Schools may decide to allow rotating cohorts of students to attend in-person lectures intermittently, the Director of College Health has said.
The plan would see students divided into smaller groups that would take turns attending in-person lectures, while watching them online the rest of the time.
The amount of in-person teaching will vary from course to course.
Speaking to The University Times, Director of College Health David McGrath said: “Those bigger lectures will be online but a rotating cohort of students will attend them [in person]. So it doesn’t mean the same lecture will be given five times. A fifth of the class will go to each one.”
“Maybe one section will attend a lecture today, and another section will attend a different lecture tomorrow”, he said.
“Each student will probably attend every fourth lecture, or whatever it will be. It will depend on different schools. And it will depend on the size of the lecture theatres that they have available.”
“A space management company mapped out every internal space in College”, he added.
Some 400 teaching spaces are currently being assessed for ventilation guidance. The Federation of European Heating, Ventilation and Air Conditioning guidance is 10 litres/second per person.
“Separate to that”, McGrath continued, “there is a clear commitment that all students will have some face-to-face seminars or tutorials or whatever. That’s coming through very strongly from the schools wanting to be able to provide that”.
According to the most recent guidelines from College, timetabled events will finish 15 minutes to the hour to allow for changeover.
Masks will be required in lectures, labs and tutorials but lecturers, when teaching, will not have to wear one. They will, however, maintain a two-metre distance from students.
A document sent to staff and students last week said that Trinity will be taking a two-phased approach to the return to in-person activity.
The current guidelines for teaching will remain in place until reading week, when the plan will be reviewed and restrictions will be eased if safe to do so.
If national guidelines change, McGrath said, “there has to be a real opportunity to open the other aspects of campus life, very quickly”.
The majority of remaining coronavirus restrictions in Ireland are set to be lifted next month.
McGrath said the latest plan from College “is specifically written to be adapted as the term goes on”.
“There’s got to be a situation where we can pivot very quickly if public health tells us that we’re now in a situation where the vaccinations are high enough and the case numbers are low enough”.
“In the meantime”, he said, “we’ve got to create a situation where students can meet outdoors safely, but also effectively”.
Indoor society events are not currently permitted.
“Dozens” of gazebos are to be erected around campus, he said. A large portion of the sides of the structures will be open, therefore deeming them outdoor spaces.
McGrath said the gazebos will provide a more “informal” meeting space for students when they return to campus.

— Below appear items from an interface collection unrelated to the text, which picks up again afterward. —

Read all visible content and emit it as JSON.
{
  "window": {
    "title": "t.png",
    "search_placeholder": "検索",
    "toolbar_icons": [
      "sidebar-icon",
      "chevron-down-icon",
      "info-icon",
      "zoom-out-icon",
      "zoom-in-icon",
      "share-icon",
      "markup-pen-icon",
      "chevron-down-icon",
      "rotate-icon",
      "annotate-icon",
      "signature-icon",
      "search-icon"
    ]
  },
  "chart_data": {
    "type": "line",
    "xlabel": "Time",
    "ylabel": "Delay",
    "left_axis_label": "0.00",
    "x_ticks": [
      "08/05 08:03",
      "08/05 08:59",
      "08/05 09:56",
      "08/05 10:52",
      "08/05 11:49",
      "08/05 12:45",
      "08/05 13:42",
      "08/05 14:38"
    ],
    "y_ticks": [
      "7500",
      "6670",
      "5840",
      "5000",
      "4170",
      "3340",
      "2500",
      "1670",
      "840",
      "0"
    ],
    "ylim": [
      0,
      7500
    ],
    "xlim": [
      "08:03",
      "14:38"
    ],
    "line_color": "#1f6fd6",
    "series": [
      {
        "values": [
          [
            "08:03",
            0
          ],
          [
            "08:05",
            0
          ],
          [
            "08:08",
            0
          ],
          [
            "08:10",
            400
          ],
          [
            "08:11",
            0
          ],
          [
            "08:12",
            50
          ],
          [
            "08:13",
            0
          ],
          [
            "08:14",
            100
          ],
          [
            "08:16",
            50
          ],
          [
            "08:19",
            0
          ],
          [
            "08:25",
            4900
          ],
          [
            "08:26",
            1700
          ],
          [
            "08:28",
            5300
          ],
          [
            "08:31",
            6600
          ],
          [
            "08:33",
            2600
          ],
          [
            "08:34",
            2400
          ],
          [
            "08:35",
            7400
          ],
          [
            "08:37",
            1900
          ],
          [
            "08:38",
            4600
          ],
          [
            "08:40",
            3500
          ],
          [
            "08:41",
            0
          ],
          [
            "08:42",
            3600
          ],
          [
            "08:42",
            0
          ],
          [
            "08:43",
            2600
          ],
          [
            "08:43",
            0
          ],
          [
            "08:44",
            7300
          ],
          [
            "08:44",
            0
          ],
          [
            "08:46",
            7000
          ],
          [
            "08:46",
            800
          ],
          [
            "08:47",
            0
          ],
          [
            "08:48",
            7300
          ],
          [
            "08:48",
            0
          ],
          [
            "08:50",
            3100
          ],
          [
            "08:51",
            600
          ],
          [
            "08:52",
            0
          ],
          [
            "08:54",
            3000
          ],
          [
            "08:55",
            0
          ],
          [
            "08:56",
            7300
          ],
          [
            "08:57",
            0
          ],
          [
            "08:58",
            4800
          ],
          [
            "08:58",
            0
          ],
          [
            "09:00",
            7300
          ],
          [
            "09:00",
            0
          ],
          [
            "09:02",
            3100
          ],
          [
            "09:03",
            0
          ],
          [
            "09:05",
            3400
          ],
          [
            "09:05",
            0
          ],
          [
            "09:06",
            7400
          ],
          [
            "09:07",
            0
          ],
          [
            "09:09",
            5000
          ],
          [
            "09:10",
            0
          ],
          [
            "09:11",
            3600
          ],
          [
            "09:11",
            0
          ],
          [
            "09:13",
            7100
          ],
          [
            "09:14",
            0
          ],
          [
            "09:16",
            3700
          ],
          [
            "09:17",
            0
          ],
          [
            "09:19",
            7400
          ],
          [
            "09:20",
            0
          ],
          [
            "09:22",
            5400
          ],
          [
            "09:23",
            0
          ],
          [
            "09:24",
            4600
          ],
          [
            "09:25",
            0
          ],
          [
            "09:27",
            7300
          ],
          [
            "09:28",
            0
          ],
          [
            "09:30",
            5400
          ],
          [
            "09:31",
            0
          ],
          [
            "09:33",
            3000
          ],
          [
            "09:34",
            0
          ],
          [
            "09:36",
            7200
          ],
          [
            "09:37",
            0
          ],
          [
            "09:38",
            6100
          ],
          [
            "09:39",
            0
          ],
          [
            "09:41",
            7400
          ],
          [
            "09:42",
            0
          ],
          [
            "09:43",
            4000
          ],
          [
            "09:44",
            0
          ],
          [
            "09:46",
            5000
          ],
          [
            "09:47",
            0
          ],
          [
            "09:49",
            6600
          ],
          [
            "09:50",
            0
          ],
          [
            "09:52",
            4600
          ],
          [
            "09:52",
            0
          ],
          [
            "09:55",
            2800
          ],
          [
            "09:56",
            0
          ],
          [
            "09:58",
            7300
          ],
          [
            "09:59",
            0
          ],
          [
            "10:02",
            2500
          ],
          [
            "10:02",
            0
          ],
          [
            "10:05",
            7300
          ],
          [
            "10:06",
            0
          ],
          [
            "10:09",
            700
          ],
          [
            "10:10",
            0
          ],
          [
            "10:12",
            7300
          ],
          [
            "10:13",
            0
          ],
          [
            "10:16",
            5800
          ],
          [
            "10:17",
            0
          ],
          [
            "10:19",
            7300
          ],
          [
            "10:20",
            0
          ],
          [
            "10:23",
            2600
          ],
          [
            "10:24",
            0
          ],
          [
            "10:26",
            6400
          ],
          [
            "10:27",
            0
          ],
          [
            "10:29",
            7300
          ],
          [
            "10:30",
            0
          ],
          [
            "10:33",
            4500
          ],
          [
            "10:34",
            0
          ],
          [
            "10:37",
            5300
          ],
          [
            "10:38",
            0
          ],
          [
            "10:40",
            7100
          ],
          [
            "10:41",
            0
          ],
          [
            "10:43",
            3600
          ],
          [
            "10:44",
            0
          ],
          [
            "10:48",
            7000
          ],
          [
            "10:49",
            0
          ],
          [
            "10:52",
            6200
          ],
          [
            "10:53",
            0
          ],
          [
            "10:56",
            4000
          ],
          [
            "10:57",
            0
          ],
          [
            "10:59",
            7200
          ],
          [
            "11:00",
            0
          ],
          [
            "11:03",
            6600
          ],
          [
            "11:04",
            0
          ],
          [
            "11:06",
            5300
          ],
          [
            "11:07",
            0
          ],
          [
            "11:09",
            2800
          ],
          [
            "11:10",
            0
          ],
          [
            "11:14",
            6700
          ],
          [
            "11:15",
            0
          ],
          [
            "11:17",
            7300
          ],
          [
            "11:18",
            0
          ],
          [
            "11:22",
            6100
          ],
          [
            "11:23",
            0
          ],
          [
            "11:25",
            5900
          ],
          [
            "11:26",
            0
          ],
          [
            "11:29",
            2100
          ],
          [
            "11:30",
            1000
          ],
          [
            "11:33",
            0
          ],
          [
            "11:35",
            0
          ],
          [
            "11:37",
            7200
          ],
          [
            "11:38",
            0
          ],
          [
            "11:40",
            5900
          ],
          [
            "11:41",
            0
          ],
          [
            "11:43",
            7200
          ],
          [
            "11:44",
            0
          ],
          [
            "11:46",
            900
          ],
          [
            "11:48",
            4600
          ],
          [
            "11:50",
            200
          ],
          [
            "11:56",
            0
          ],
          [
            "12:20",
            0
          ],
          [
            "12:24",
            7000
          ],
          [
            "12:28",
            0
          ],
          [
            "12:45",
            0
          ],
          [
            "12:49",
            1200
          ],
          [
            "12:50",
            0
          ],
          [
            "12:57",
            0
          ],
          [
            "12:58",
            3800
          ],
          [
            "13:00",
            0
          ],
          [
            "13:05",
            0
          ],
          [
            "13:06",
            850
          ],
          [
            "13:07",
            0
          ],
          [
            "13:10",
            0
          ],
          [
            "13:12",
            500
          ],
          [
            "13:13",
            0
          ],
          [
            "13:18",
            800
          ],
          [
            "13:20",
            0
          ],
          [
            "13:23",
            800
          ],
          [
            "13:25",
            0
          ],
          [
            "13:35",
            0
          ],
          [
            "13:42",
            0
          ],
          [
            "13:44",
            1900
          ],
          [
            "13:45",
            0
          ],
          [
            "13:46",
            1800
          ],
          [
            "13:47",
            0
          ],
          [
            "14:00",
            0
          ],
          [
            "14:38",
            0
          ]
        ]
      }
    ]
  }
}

In an email to students last week, Provost Linda Doyle said: “I know many of you will be disappointed that we are starting out with caution and you may rightly ask why we are being more cautious than some other institutions.”
“I feel that the document outlines a balance between the desire for more on-campus experiences with the need to ensure the health and wellbeing of our community”, she added.